Our latest original product also made its debut at the booth: the Prima Stand. We worked with a local carpenter in Louisville to craft a gorgeous pour over stand that fits on several popular scales. And, boy, does she look good.
Running the booth wasn't, by any means, a solo act. Besides the Prima team, I had the privilege of working with some of our favorite baristas and coffee roasters right in our space. Thanks to our friends at Barismo, 4A, Crema, Greenway, Quills, Dogwood, and Sunergos, we cranked out cup after cup all weekend. I even got to hang with Gustavo, a producer at a farm in Huehuetenango, Guatemala that sells its coffee to Barismo.
The floor was packed with pretty new toys. Innovation in espresso prep seems to be the thing right now and I got to play with some neat gear that's barely, if even, on the market. La Marzocco, Astoria, Unic, Baratza, and Breville all had fresh, fancy machines to show off, and both Baratza and Breville walked away with "Best New Product" awards at the end of the weekend. But, in the espresso arena, Modbar stole the show. Counter Culture flaunted a sexy reimagination of espresso and pour over setups that drew crowds all day, every day. Modular equipment could mean big changes for cafe aesthetic, barflow, and customer interaction, so I'm curious to see where this goes.
Out the door
For a change of pace, I made a few trips to the Activities Hall, where anxious baristas prepared their routines and caffeinated onlookers cheered. As the Barista Comp, Brewer's Cup, and Cup Taster's raged on, a new contest was picking up speed. Debuting this year, the latte art exhibition pitted baristas against each other and themselves, challenging the versatility and repeatability of their skills. The event drew some top-notch talent, but none held up against Kenny Smith from Louisville's Sunergos Coffee. Kenny took home a Dalla Corte home espresso machine and, along with the other top competitors, a Prima Tamp.
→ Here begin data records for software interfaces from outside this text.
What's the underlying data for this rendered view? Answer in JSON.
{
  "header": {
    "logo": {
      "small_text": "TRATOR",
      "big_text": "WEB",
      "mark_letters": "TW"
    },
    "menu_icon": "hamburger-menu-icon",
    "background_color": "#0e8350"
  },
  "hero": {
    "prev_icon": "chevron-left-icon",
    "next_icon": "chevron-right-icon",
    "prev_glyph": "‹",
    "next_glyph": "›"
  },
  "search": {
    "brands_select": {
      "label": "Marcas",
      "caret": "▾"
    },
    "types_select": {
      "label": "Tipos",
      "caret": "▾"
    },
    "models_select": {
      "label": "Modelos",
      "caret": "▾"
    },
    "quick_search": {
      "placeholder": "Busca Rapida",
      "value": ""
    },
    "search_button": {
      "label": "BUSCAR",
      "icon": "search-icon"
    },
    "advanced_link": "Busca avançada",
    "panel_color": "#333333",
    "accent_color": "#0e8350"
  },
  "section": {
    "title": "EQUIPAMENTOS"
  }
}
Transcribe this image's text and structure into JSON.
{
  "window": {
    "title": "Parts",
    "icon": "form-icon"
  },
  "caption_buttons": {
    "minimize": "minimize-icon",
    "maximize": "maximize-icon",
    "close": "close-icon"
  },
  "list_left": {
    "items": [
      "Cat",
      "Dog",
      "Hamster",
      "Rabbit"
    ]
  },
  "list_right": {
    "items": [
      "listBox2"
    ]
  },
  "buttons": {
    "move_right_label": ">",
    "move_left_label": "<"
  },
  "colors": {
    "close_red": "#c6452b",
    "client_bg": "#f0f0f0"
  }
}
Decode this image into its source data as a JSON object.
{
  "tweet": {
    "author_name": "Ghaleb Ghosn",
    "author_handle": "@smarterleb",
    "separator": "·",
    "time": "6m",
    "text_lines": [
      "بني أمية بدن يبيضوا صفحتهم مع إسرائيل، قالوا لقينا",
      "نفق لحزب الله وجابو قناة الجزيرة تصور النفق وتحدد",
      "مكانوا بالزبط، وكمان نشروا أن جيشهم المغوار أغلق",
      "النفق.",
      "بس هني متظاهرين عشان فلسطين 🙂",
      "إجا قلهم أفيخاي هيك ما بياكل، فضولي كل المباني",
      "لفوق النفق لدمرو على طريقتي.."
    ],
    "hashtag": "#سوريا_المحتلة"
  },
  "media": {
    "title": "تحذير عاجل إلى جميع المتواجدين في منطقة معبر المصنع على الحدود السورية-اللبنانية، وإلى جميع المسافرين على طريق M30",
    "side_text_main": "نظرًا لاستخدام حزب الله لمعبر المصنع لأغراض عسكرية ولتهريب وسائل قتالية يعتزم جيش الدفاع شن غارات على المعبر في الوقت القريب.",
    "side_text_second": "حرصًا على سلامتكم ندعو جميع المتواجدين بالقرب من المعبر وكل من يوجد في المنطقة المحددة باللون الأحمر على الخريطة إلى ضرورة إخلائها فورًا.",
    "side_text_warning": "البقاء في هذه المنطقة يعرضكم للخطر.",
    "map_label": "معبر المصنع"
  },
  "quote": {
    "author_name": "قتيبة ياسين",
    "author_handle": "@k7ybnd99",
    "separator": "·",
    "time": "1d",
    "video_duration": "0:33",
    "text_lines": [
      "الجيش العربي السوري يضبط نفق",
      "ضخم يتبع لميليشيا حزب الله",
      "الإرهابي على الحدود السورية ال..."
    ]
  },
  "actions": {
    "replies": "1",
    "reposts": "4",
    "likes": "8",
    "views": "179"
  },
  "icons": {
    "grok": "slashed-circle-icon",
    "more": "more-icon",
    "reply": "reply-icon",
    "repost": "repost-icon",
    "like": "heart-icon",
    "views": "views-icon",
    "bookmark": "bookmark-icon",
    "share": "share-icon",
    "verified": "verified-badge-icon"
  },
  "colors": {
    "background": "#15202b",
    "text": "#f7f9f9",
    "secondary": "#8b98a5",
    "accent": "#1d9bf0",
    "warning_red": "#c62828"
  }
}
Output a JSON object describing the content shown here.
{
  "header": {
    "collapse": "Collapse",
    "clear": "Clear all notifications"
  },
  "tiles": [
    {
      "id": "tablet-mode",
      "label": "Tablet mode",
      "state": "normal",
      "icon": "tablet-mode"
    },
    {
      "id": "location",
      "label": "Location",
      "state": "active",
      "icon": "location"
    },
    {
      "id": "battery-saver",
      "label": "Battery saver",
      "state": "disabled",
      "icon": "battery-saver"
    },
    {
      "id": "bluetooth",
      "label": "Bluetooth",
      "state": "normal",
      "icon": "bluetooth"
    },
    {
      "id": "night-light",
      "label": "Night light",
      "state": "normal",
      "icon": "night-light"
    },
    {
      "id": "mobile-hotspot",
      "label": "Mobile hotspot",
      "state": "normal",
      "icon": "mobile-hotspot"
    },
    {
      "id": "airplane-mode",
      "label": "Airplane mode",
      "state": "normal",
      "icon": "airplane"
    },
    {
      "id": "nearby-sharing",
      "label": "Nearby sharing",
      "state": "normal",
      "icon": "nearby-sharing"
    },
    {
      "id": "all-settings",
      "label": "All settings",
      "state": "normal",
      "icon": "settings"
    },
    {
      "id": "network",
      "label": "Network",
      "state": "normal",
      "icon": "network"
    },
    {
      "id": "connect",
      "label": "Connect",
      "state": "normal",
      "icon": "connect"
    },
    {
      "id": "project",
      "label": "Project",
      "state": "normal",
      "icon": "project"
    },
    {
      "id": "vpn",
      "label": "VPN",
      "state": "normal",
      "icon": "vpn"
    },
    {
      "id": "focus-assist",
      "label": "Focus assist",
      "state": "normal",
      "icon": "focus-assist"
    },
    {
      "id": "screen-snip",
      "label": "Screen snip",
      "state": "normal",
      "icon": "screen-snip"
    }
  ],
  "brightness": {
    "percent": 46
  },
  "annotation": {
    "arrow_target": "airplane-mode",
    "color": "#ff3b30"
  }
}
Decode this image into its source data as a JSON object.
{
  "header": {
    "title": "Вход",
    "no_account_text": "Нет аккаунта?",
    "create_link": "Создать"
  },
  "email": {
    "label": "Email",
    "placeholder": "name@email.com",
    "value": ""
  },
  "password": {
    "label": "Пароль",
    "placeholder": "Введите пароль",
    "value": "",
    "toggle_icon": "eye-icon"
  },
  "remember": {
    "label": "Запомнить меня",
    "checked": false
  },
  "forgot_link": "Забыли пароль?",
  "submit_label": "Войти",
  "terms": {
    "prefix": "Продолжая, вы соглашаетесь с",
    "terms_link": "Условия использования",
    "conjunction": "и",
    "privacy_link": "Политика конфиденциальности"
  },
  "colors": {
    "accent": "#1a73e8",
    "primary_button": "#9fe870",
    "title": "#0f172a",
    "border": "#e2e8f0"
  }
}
Upstairs, we teamed up with Kalita, La Marzocco, Baratza, and Marco to set up a satellite cafe in the main lobby. Baristas from around the country came to man the station for the entire show and, boy, did they bring the goods. This complete pour over and espresso service, accented by Prima Tamps and Stands, delivered some of the best coffee I had all weekend.
Finally, I made it out of the convention center. Parties were in no short supply, but my favorite evening was spent at Counter Culture's Boston Training Center, where we hosted a rager with CCC and La Marzocco. Cocktails in hand, we danced atop the cupping table until Boston's finest showed up to shut her down. (Why? I've not yet learned.) Sprudge has the rest on SCAA parties, most of which I can confirm were awesome.
Undoubtedly, the highlight of the weekend was what my friend Jason Dominy would call a series of #2Dto3D experiences. These days, so many relationships are limited to short, online conversations, so to see that each of these Twitter handles has a smiling face and a hand to shake was a real joy.
A real joy, indeed.